08 July 2009 quite a few useful points.
As was stated in 2009 and recent post.
There are 'limits to drilling clay' that will evidently result in gumbo.
Cause and effect that in fact can be quite readily determined and evaluated.
We know this because in the late 90's we could not figure or understand out why Unocal and others could drilling top hole (predominantly claystone) so fast. e.g. typically deepwater 17 1/2" (slender well sections) at 80-110m/hr, as this was the max limits where above drillers had noted problem then tended to result.
This was for Sedco 600 and 601 2nd gen semi's with limited pumping capacity i.e 1400hp mud pumps.
To analyse this I created a simple Mathcad top hole drilling model to see where limits were based on 4-6% by cuttings concentration that historic books have stated is the limit for clay drilling) that I still use today. The limits predicted not surprisingly tied in with what the drillers wells ROP limits as experienced.

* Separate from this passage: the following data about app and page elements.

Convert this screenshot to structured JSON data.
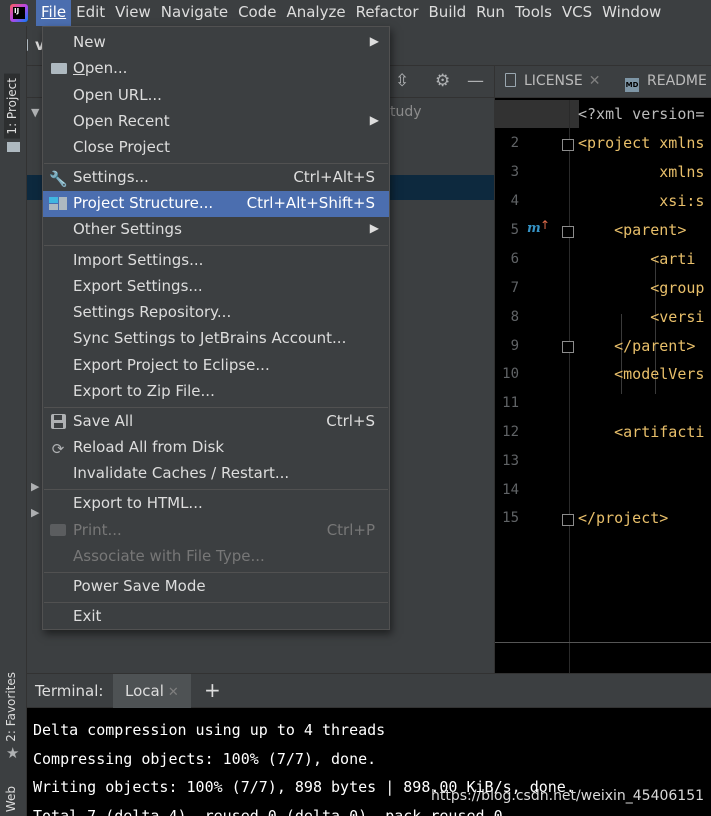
{
  "menubar": {
    "logo_text": "IJ",
    "items": [
      {
        "label": "File",
        "mnemonic_index": 0
      },
      {
        "label": "Edit",
        "mnemonic_index": 0
      },
      {
        "label": "View",
        "mnemonic_index": 0
      },
      {
        "label": "Navigate",
        "mnemonic_index": 0
      },
      {
        "label": "Code",
        "mnemonic_index": 0
      },
      {
        "label": "Analyze",
        "mnemonic_index": -1
      },
      {
        "label": "Refactor",
        "mnemonic_index": 0
      },
      {
        "label": "Build",
        "mnemonic_index": 0
      },
      {
        "label": "Run",
        "mnemonic_index": 0
      },
      {
        "label": "Tools",
        "mnemonic_index": 0
      },
      {
        "label": "VCS",
        "mnemonic_index": 2
      },
      {
        "label": "Window",
        "mnemonic_index": 0
      }
    ]
  },
  "navbar": {
    "project_label": "v"
  },
  "left_strip": {
    "project_tab": "1: Project",
    "favorites_tab": "2: Favorites",
    "web_tab": "Web"
  },
  "project_panel": {
    "tree_partial_text": "tudy"
  },
  "file_menu": {
    "items": [
      {
        "label": "New",
        "submenu": true
      },
      {
        "label": "Open...",
        "icon": "folder-icon",
        "u": "O",
        "rest": "pen..."
      },
      {
        "label": "Open URL..."
      },
      {
        "label": "Open Recent",
        "submenu": true,
        "u": "R"
      },
      {
        "label": "Close Project"
      },
      {
        "label": "Settings...",
        "shortcut": "Ctrl+Alt+S",
        "icon": "wrench-icon"
      },
      {
        "label": "Project Structure...",
        "shortcut": "Ctrl+Alt+Shift+S",
        "icon": "project-structure-icon"
      },
      {
        "label": "Other Settings",
        "submenu": true
      },
      {
        "label": "Import Settings..."
      },
      {
        "label": "Export Settings..."
      },
      {
        "label": "Settings Repository..."
      },
      {
        "label": "Sync Settings to JetBrains Account..."
      },
      {
        "label": "Export Project to Eclipse..."
      },
      {
        "label": "Export to Zip File..."
      },
      {
        "label": "Save All",
        "shortcut": "Ctrl+S",
        "icon": "save-icon"
      },
      {
        "label": "Reload All from Disk",
        "icon": "reload-icon"
      },
      {
        "label": "Invalidate Caches / Restart..."
      },
      {
        "label": "Export to HTML..."
      },
      {
        "label": "Print...",
        "shortcut": "Ctrl+P",
        "icon": "print-icon",
        "disabled": true
      },
      {
        "label": "Associate with File Type...",
        "disabled": true
      },
      {
        "label": "Power Save Mode"
      },
      {
        "label": "Exit"
      }
    ]
  },
  "editor": {
    "tabs": [
      {
        "label": "LICENSE",
        "icon": "text-file-icon"
      },
      {
        "label": "README",
        "icon": "markdown-icon",
        "icon_text": "MD"
      }
    ],
    "lines": [
      {
        "no": "",
        "text": "<?xml version="
      },
      {
        "no": "2",
        "text": "<project xmlns"
      },
      {
        "no": "3",
        "text": "         xmlns"
      },
      {
        "no": "4",
        "text": "         xsi:s"
      },
      {
        "no": "5",
        "text": "    <parent>"
      },
      {
        "no": "6",
        "text": "        <arti"
      },
      {
        "no": "7",
        "text": "        <group"
      },
      {
        "no": "8",
        "text": "        <versi"
      },
      {
        "no": "9",
        "text": "    </parent>"
      },
      {
        "no": "10",
        "text": "    <modelVers"
      },
      {
        "no": "11",
        "text": ""
      },
      {
        "no": "12",
        "text": "    <artifacti"
      },
      {
        "no": "13",
        "text": ""
      },
      {
        "no": "14",
        "text": ""
      },
      {
        "no": "15",
        "text": "</project>"
      }
    ],
    "gutter_marker": "m"
  },
  "terminal": {
    "title": "Terminal:",
    "tab": "Local",
    "lines": [
      "Delta compression using up to 4 threads",
      "Compressing objects: 100% (7/7), done.",
      "Writing objects: 100% (7/7), 898 bytes | 898.00 KiB/s, done.",
      "Total 7 (delta 4), reused 0 (delta 0), pack-reused 0"
    ]
  },
  "watermark": "https://blog.csdn.net/weixin_45406151",
  "colors": {
    "menu_bg": "#3c3f41",
    "selection": "#4b6eaf",
    "xml_tag": "#e8bf6a",
    "editor_bg": "#000000"
  }
}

From the model therefore we can state (quite conservatively) what APWD EMW will result (note: this evidently changes as will max ROP permissible as section deepens. Where as section length increases ROP will likley may have to be cut back as hole cleaning and bottoms up times becomes more increasing difficult.)
If we don't account for this (note we see very little drilling programs stating this) then we are simply asking for problems to result.
Above these limits? drillers informed us they started to have mud balls, mud rings, gumbo events etc. So rest assured there are 'soft problem' limits when drilling clay. Mud rings, mud balls, pack offs gumbo etc.
So if your rig has bigger mud pumps with more HHP psi and pump rate capabilities, the max ROP is likely far higher.
If you are drilling a 26in top hole ROP's are likely halved.
i.e. 40-60m/hr max at same pump rate i.e. 900-1000gpm.
Rest assured Gumbo does not simply just happen. It is evidently caused by drillers not understanding what causes and effects the problem.
Therefore understand the evident causes, that today one can readily measure downhole conditions i.e. with a APWD sub, to stay in full control, drill at the max limits predicted, and prevent versus cure what often results w.r.t soft claystone.
Wishing you success on future wells.